The mystery of the Mary Celeste, Dec 4, 1872:
"The Dei Gratia, a small British brig under Captain David Morehouse, spots the Mary Celeste, an American vessel, sailing erratically but at full sail near the Azores Islands in the Atlantic Ocean. The ship was seaworthy, its stores and supplies were untouched, but not a soul was onboard.
On November 7, the brigantine Mary Celeste sailed from New York harbor for Genoa, Italy, carrying Captain Benjamin S. Briggs, his wife and two-year-old daughter, a crew of eight, and a cargo of some 1,700 barrels of crude alcohol. After the Dei Gratia sighted the vessel on December 4, Captain Morehouse and his men boarded the ship to find it abandoned, with its sails slightly damaged, several feet of water in the hold, and the lifeboat and navigational instruments missing. However, the ship was in good order, the cargo intact, and reserves of food and water remained on board.
The last entry in the captain's log shows that the Mary Celeste had been nine days and 500 miles away from where the ship was found by the Dei Gratia. Apparently, the Mary Celeste had been drifting toward Genoa on her intended course for 11 days with no one at the wheel to guide her. Captain Briggs, his family, and the crew of the vessel were never found, and the reason for the abandonment of the Mary Celeste has never been determined."
"The Bermuda Triangle is a mythical section of the Atlantic Ocean roughly bounded by Miami, Bermuda and Puerto Rico where dozens of ships and airplanes have disappeared. Unexplained circumstances surround some of these accidents, including one in which the pilots of a squadron of U.S. Navy bombers became disoriented while flying over the area; the planes were never found. Other boats and planes have seemingly vanished from the area in good weather without even radioing distress messages. But although myriad fanciful theories have been proposed regarding the Bermuda Triangle, none of them prove that mysterious disappearances occur more frequently there than in other well-traveled sections of the ocean. In fact, people navigate the area every day without incident."
Psychiatrist reports on the phenomenon of shell shock, Dec 4, 1917:
"Well-known psychiatrist W.H. Rivers presents his report The Repression of War Experience, based on his work at Britain's Craiglockhart War Hospital for Neurasthenic Officers, to the Royal School of Medicine, on this day in 1917. Craiglockhart, near Edinburgh, was one of the most famous hospitals used to treat soldiers who suffered from psychological traumas as a result of their service on the battlefield.
By the end of World War I, the army had been forced to deal with 80,000 cases of "shell shock," a term first used in 1917 by a medical officer named Charles Myers to describe the physical damage done to soldiers on the front lines during exposure to heavy bombardment. It soon became clear, however, that the various symptoms of shell shock?including debilitating anxiety, persistent nightmares, and physical afflictions ranging from diarrhea to loss of sight, were appearing even in soldiers who had never been directly under bombardment, and the meaning of the term was broadened to include not only the physical but the psychological effects produced by the experience of combat." Now known as Post-traumatic stress disorder (PTSD)

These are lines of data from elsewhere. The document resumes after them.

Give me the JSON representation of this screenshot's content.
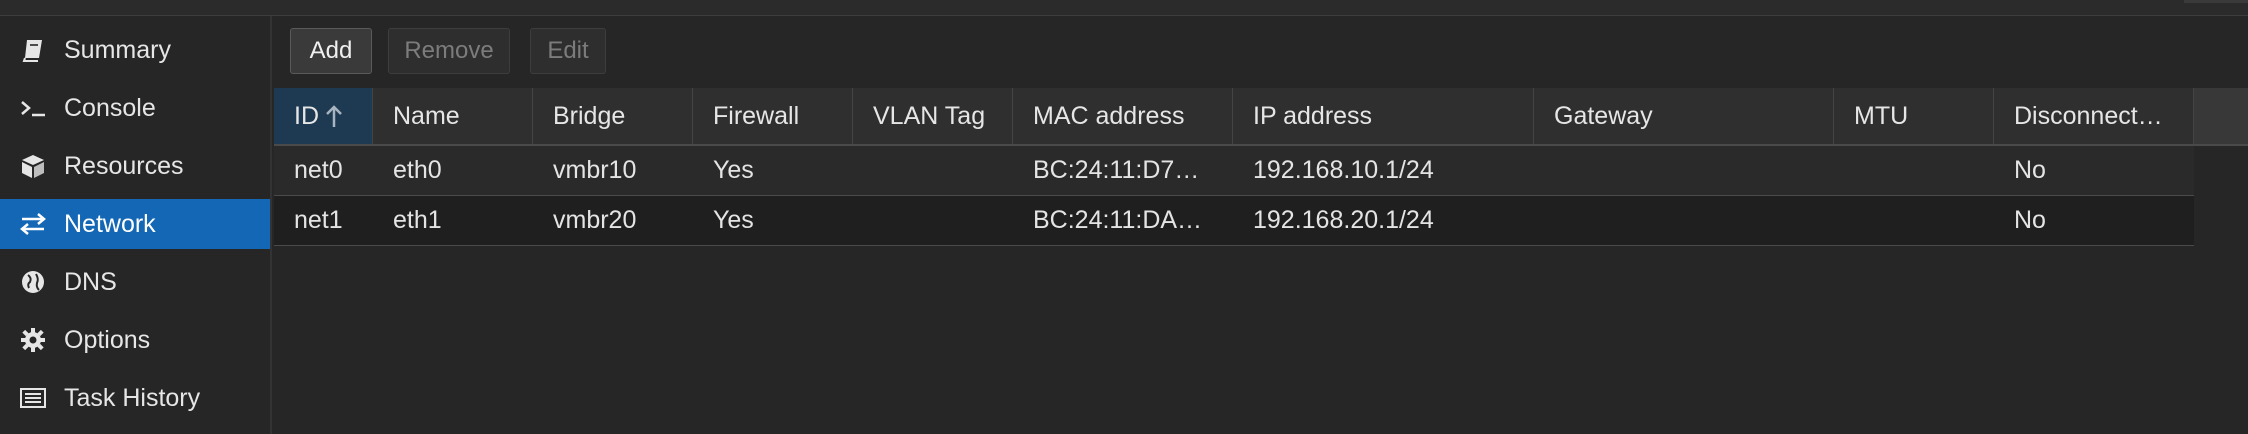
{
  "sidebar": {
    "items": [
      {
        "label": "Summary",
        "icon": "book-icon"
      },
      {
        "label": "Console",
        "icon": "terminal-icon"
      },
      {
        "label": "Resources",
        "icon": "cube-icon"
      },
      {
        "label": "Network",
        "icon": "exchange-icon",
        "active": true
      },
      {
        "label": "DNS",
        "icon": "globe-icon"
      },
      {
        "label": "Options",
        "icon": "gear-icon"
      },
      {
        "label": "Task History",
        "icon": "list-icon"
      }
    ]
  },
  "toolbar": {
    "add_label": "Add",
    "remove_label": "Remove",
    "edit_label": "Edit"
  },
  "table": {
    "columns": [
      "ID",
      "Name",
      "Bridge",
      "Firewall",
      "VLAN Tag",
      "MAC address",
      "IP address",
      "Gateway",
      "MTU",
      "Disconnect…"
    ],
    "sort_icon": "arrow-up-icon",
    "rows": [
      [
        "net0",
        "eth0",
        "vmbr10",
        "Yes",
        "",
        "BC:24:11:D7…",
        "192.168.10.1/24",
        "",
        "",
        "No"
      ],
      [
        "net1",
        "eth1",
        "vmbr20",
        "Yes",
        "",
        "BC:24:11:DA…",
        "192.168.20.1/24",
        "",
        "",
        "No"
      ]
    ]
  },
  "colors": {
    "accent": "#1367b4",
    "sorted_header": "#1e3a52",
    "background": "#262626"
  }
}
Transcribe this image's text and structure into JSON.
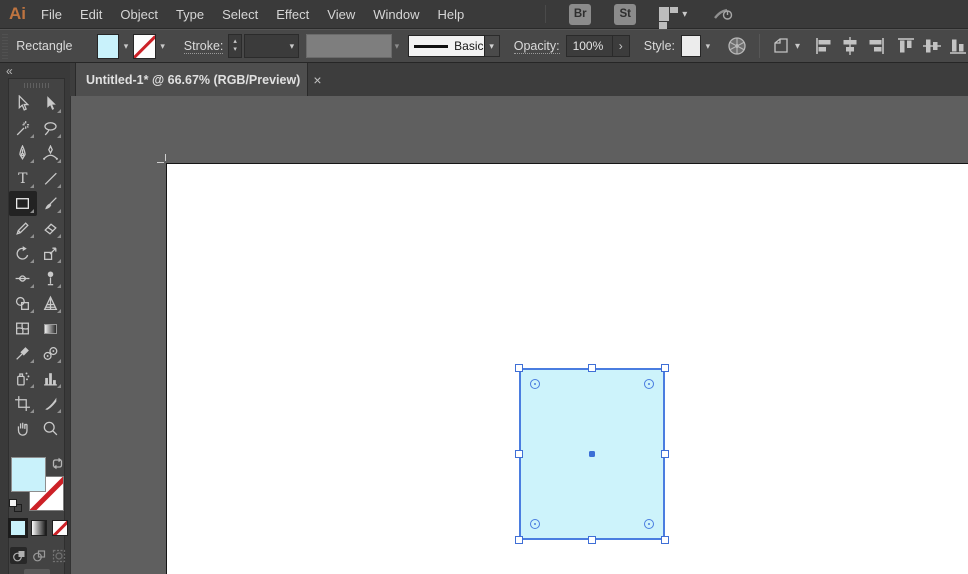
{
  "menu_bar": {
    "logo": "Ai",
    "items": [
      "File",
      "Edit",
      "Object",
      "Type",
      "Select",
      "Effect",
      "View",
      "Window",
      "Help"
    ],
    "bridge_button": "Br",
    "stock_button": "St"
  },
  "control_bar": {
    "context_label": "Rectangle",
    "stroke_label": "Stroke:",
    "brush_name": "Basic",
    "opacity_label": "Opacity:",
    "opacity_value": "100%",
    "style_label": "Style:"
  },
  "document_tab": {
    "title": "Untitled-1* @ 66.67% (RGB/Preview)",
    "close_label": "×"
  },
  "toolbar": {
    "collapse_label": "«",
    "tools": [
      {
        "name": "selection-tool"
      },
      {
        "name": "direct-selection-tool"
      },
      {
        "name": "magic-wand-tool"
      },
      {
        "name": "lasso-tool"
      },
      {
        "name": "pen-tool"
      },
      {
        "name": "curvature-tool"
      },
      {
        "name": "type-tool",
        "glyph": "T"
      },
      {
        "name": "line-segment-tool"
      },
      {
        "name": "rectangle-tool",
        "selected": true
      },
      {
        "name": "paintbrush-tool"
      },
      {
        "name": "pencil-tool"
      },
      {
        "name": "eraser-tool"
      },
      {
        "name": "rotate-tool"
      },
      {
        "name": "scale-tool"
      },
      {
        "name": "width-tool"
      },
      {
        "name": "puppet-warp-tool"
      },
      {
        "name": "shape-builder-tool"
      },
      {
        "name": "perspective-grid-tool"
      },
      {
        "name": "mesh-tool"
      },
      {
        "name": "gradient-tool"
      },
      {
        "name": "eyedropper-tool"
      },
      {
        "name": "blend-tool"
      },
      {
        "name": "symbol-sprayer-tool"
      },
      {
        "name": "column-graph-tool"
      },
      {
        "name": "artboard-tool"
      },
      {
        "name": "slice-tool"
      },
      {
        "name": "hand-tool"
      },
      {
        "name": "zoom-tool"
      }
    ],
    "fill_color": "#c9f2fb",
    "stroke_color": "none"
  },
  "canvas": {
    "selection": {
      "shape": "rectangle",
      "fill": "#cdf3fb",
      "stroke_color": "#4a7de0"
    }
  },
  "icons": {
    "chevron_down": "▾",
    "chevron_right": "›",
    "stepper_up": "▴",
    "stepper_down": "▾"
  },
  "colors": {
    "menu_bar_bg": "#3a3a3a",
    "control_bar_bg": "#484848",
    "panel_bg": "#434343",
    "pasteboard": "#5f5f5f",
    "artboard": "#ffffff",
    "selection_blue": "#4a7de0",
    "fill_cyan": "#c9f2fb",
    "logo_orange": "#bf7440"
  }
}
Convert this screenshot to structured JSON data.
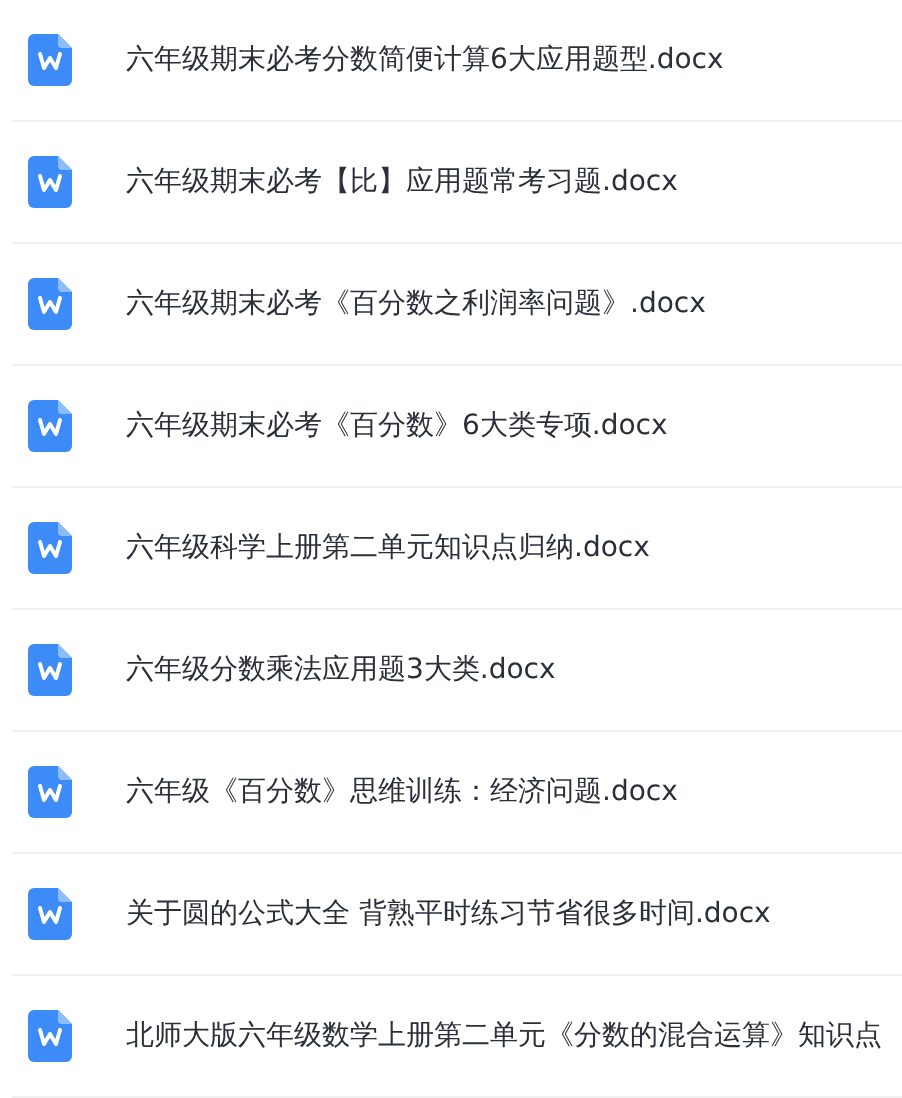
{
  "files": [
    {
      "name": "六年级期末必考分数简便计算6大应用题型.docx"
    },
    {
      "name": "六年级期末必考【比】应用题常考习题.docx"
    },
    {
      "name": "六年级期末必考《百分数之利润率问题》.docx"
    },
    {
      "name": "六年级期末必考《百分数》6大类专项.docx"
    },
    {
      "name": "六年级科学上册第二单元知识点归纳.docx"
    },
    {
      "name": "六年级分数乘法应用题3大类.docx"
    },
    {
      "name": "六年级《百分数》思维训练：经济问题.docx"
    },
    {
      "name": "关于圆的公式大全 背熟平时练习节省很多时间.docx"
    },
    {
      "name": "北师大版六年级数学上册第二单元《分数的混合运算》知识点"
    }
  ]
}
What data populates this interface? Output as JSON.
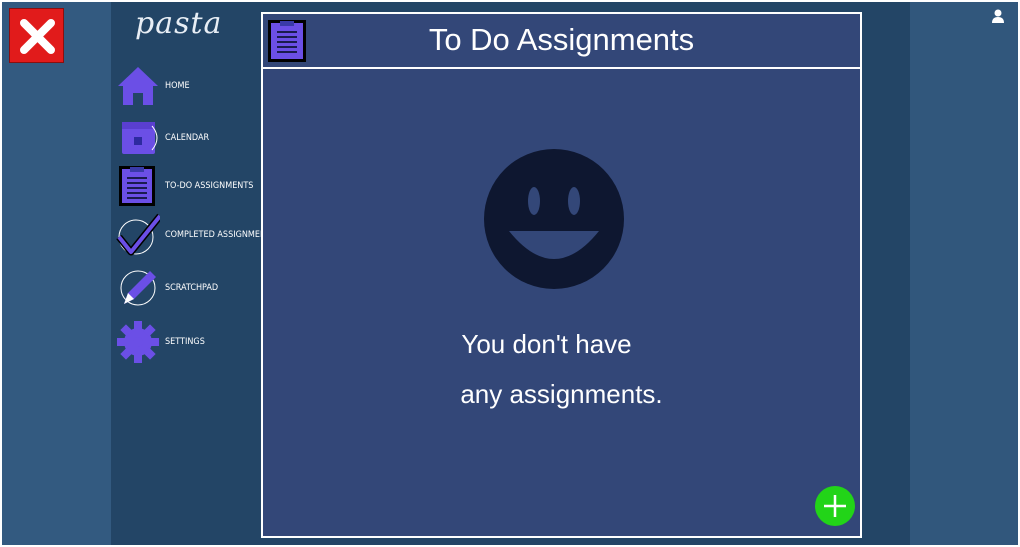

After the disturbed sleep in the hospital the night before, I was able to get a good night's sleep in my own bed, and wake up refreshed today.